Record set Block Start
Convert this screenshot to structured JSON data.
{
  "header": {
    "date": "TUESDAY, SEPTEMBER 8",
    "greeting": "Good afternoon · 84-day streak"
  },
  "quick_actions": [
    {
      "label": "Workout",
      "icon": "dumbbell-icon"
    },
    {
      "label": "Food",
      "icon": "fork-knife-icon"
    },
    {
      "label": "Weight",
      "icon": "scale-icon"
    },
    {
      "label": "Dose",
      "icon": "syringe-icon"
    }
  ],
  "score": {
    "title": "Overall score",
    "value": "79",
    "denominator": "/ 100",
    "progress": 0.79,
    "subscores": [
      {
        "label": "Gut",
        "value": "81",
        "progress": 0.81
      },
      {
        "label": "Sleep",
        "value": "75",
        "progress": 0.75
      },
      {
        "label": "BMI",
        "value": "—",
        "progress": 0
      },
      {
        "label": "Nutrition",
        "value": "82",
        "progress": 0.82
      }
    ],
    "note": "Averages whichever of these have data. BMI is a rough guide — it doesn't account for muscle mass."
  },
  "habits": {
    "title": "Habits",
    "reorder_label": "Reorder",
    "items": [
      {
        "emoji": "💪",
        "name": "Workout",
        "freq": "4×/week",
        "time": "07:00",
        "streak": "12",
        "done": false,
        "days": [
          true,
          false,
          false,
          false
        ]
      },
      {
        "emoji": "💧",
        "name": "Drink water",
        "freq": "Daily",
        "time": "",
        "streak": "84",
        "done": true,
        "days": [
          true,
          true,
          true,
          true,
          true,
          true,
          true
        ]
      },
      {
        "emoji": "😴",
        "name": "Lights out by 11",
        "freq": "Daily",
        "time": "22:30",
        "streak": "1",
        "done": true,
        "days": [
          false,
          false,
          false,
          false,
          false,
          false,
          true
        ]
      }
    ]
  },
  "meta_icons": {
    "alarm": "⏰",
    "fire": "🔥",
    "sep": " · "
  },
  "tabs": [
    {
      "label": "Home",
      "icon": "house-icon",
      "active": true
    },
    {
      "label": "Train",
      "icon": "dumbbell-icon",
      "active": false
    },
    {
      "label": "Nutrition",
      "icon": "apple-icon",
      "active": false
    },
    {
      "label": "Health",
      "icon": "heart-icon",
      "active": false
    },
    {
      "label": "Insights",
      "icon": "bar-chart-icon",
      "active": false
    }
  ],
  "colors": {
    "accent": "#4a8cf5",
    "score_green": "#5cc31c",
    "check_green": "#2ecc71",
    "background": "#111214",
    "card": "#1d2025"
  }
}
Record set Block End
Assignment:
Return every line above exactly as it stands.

Solution:
Convert this screenshot to structured JSON data.
{
  "header": {
    "date": "TUESDAY, SEPTEMBER 8",
    "greeting": "Good afternoon · 84-day streak"
  },
  "quick_actions": [
    {
      "label": "Workout",
      "icon": "dumbbell-icon"
    },
    {
      "label": "Food",
      "icon": "fork-knife-icon"
    },
    {
      "label": "Weight",
      "icon": "scale-icon"
    },
    {
      "label": "Dose",
      "icon": "syringe-icon"
    }
  ],
  "score": {
    "title": "Overall score",
    "value": "79",
    "denominator": "/ 100",
    "progress": 0.79,
    "subscores": [
      {
        "label": "Gut",
        "value": "81",
        "progress": 0.81
      },
      {
        "label": "Sleep",
        "value": "75",
        "progress": 0.75
      },
      {
        "label": "BMI",
        "value": "—",
        "progress": 0
      },
      {
        "label": "Nutrition",
        "value": "82",
        "progress": 0.82
      }
    ],
    "note": "Averages whichever of these have data. BMI is a rough guide — it doesn't account for muscle mass."
  },
  "habits": {
    "title": "Habits",
    "reorder_label": "Reorder",
    "items": [
      {
        "emoji": "💪",
        "name": "Workout",
        "freq": "4×/week",
        "time": "07:00",
        "streak": "12",
        "done": false,
        "days": [
          true,
          false,
          false,
          false
        ]
      },
      {
        "emoji": "💧",
        "name": "Drink water",
        "freq": "Daily",
        "time": "",
        "streak": "84",
        "done": true,
        "days": [
          true,
          true,
          true,
          true,
          true,
          true,
          true
        ]
      },
      {
        "emoji": "😴",
        "name": "Lights out by 11",
        "freq": "Daily",
        "time": "22:30",
        "streak": "1",
        "done": true,
        "days": [
          false,
          false,
          false,
          false,
          false,
          false,
          true
        ]
      }
    ]
  },
  "meta_icons": {
    "alarm": "⏰",
    "fire": "🔥",
    "sep": " · "
  },
  "tabs": [
    {
      "label": "Home",
      "icon": "house-icon",
      "active": true
    },
    {
      "label": "Train",
      "icon": "dumbbell-icon",
      "active": false
    },
    {
      "label": "Nutrition",
      "icon": "apple-icon",
      "active": false
    },
    {
      "label": "Health",
      "icon": "heart-icon",
      "active": false
    },
    {
      "label": "Insights",
      "icon": "bar-chart-icon",
      "active": false
    }
  ],
  "colors": {
    "accent": "#4a8cf5",
    "score_green": "#5cc31c",
    "check_green": "#2ecc71",
    "background": "#111214",
    "card": "#1d2025"
  }
}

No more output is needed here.